*** Opening of LISTED RECORDS ***

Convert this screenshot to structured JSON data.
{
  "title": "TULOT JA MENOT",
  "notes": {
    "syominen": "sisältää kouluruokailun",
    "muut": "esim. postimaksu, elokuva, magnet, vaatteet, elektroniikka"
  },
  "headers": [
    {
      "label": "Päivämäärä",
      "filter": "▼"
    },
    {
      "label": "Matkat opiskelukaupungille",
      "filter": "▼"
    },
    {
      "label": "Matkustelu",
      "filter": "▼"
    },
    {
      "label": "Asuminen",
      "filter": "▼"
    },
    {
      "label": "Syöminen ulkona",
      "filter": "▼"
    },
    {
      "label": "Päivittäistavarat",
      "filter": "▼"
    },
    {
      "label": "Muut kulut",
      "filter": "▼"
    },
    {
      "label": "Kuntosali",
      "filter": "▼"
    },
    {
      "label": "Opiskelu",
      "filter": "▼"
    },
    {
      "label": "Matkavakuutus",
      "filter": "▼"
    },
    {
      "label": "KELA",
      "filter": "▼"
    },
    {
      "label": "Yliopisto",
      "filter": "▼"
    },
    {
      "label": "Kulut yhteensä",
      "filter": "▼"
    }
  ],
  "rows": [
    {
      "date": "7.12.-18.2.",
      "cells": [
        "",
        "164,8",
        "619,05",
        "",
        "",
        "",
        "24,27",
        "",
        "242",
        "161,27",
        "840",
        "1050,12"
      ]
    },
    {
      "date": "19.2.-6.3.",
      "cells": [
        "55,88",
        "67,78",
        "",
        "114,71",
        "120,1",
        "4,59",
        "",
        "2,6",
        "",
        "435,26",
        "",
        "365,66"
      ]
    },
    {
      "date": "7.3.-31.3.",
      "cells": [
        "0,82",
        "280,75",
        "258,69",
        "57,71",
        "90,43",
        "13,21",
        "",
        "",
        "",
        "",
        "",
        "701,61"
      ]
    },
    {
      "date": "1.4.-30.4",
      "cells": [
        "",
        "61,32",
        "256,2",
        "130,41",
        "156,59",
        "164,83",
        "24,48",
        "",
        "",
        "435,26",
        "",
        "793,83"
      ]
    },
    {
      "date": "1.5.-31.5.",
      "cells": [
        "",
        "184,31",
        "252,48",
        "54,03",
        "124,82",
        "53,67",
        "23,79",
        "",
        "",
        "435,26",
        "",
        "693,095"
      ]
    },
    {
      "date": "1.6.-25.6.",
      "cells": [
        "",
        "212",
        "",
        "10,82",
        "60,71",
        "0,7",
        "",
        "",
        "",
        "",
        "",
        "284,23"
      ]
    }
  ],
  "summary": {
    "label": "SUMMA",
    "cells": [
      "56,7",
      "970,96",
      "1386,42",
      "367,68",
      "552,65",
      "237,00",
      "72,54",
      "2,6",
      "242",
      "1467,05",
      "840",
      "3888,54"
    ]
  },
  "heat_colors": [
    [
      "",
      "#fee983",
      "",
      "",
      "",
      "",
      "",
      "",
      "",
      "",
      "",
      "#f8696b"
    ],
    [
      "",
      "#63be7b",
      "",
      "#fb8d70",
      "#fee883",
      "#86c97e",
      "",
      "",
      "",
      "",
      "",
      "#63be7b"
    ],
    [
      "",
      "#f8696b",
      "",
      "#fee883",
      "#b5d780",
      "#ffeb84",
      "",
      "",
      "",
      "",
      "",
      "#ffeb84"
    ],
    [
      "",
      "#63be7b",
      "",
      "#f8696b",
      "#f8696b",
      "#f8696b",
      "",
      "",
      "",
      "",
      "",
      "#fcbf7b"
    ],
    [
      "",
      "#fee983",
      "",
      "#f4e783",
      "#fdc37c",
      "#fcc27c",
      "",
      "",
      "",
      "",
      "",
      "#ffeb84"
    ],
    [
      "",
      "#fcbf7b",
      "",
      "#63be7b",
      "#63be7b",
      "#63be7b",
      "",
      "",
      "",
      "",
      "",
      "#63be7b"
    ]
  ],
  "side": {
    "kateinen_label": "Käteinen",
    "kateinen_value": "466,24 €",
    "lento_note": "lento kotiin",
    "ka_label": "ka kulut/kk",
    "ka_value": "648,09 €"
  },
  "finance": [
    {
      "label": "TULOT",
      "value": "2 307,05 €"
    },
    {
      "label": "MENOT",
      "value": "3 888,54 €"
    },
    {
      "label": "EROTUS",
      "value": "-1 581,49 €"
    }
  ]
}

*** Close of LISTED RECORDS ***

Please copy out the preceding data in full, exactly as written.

### ANSWER FOR THIS EXERCISE
Convert this screenshot to structured JSON data.
{
  "title": "TULOT JA MENOT",
  "notes": {
    "syominen": "sisältää kouluruokailun",
    "muut": "esim. postimaksu, elokuva, magnet, vaatteet, elektroniikka"
  },
  "headers": [
    {
      "label": "Päivämäärä",
      "filter": "▼"
    },
    {
      "label": "Matkat opiskelukaupungille",
      "filter": "▼"
    },
    {
      "label": "Matkustelu",
      "filter": "▼"
    },
    {
      "label": "Asuminen",
      "filter": "▼"
    },
    {
      "label": "Syöminen ulkona",
      "filter": "▼"
    },
    {
      "label": "Päivittäistavarat",
      "filter": "▼"
    },
    {
      "label": "Muut kulut",
      "filter": "▼"
    },
    {
      "label": "Kuntosali",
      "filter": "▼"
    },
    {
      "label": "Opiskelu",
      "filter": "▼"
    },
    {
      "label": "Matkavakuutus",
      "filter": "▼"
    },
    {
      "label": "KELA",
      "filter": "▼"
    },
    {
      "label": "Yliopisto",
      "filter": "▼"
    },
    {
      "label": "Kulut yhteensä",
      "filter": "▼"
    }
  ],
  "rows": [
    {
      "date": "7.12.-18.2.",
      "cells": [
        "",
        "164,8",
        "619,05",
        "",
        "",
        "",
        "24,27",
        "",
        "242",
        "161,27",
        "840",
        "1050,12"
      ]
    },
    {
      "date": "19.2.-6.3.",
      "cells": [
        "55,88",
        "67,78",
        "",
        "114,71",
        "120,1",
        "4,59",
        "",
        "2,6",
        "",
        "435,26",
        "",
        "365,66"
      ]
    },
    {
      "date": "7.3.-31.3.",
      "cells": [
        "0,82",
        "280,75",
        "258,69",
        "57,71",
        "90,43",
        "13,21",
        "",
        "",
        "",
        "",
        "",
        "701,61"
      ]
    },
    {
      "date": "1.4.-30.4",
      "cells": [
        "",
        "61,32",
        "256,2",
        "130,41",
        "156,59",
        "164,83",
        "24,48",
        "",
        "",
        "435,26",
        "",
        "793,83"
      ]
    },
    {
      "date": "1.5.-31.5.",
      "cells": [
        "",
        "184,31",
        "252,48",
        "54,03",
        "124,82",
        "53,67",
        "23,79",
        "",
        "",
        "435,26",
        "",
        "693,095"
      ]
    },
    {
      "date": "1.6.-25.6.",
      "cells": [
        "",
        "212",
        "",
        "10,82",
        "60,71",
        "0,7",
        "",
        "",
        "",
        "",
        "",
        "284,23"
      ]
    }
  ],
  "summary": {
    "label": "SUMMA",
    "cells": [
      "56,7",
      "970,96",
      "1386,42",
      "367,68",
      "552,65",
      "237,00",
      "72,54",
      "2,6",
      "242",
      "1467,05",
      "840",
      "3888,54"
    ]
  },
  "heat_colors": [
    [
      "",
      "#fee983",
      "",
      "",
      "",
      "",
      "",
      "",
      "",
      "",
      "",
      "#f8696b"
    ],
    [
      "",
      "#63be7b",
      "",
      "#fb8d70",
      "#fee883",
      "#86c97e",
      "",
      "",
      "",
      "",
      "",
      "#63be7b"
    ],
    [
      "",
      "#f8696b",
      "",
      "#fee883",
      "#b5d780",
      "#ffeb84",
      "",
      "",
      "",
      "",
      "",
      "#ffeb84"
    ],
    [
      "",
      "#63be7b",
      "",
      "#f8696b",
      "#f8696b",
      "#f8696b",
      "",
      "",
      "",
      "",
      "",
      "#fcbf7b"
    ],
    [
      "",
      "#fee983",
      "",
      "#f4e783",
      "#fdc37c",
      "#fcc27c",
      "",
      "",
      "",
      "",
      "",
      "#ffeb84"
    ],
    [
      "",
      "#fcbf7b",
      "",
      "#63be7b",
      "#63be7b",
      "#63be7b",
      "",
      "",
      "",
      "",
      "",
      "#63be7b"
    ]
  ],
  "side": {
    "kateinen_label": "Käteinen",
    "kateinen_value": "466,24 €",
    "lento_note": "lento kotiin",
    "ka_label": "ka kulut/kk",
    "ka_value": "648,09 €"
  },
  "finance": [
    {
      "label": "TULOT",
      "value": "2 307,05 €"
    },
    {
      "label": "MENOT",
      "value": "3 888,54 €"
    },
    {
      "label": "EROTUS",
      "value": "-1 581,49 €"
    }
  ]
}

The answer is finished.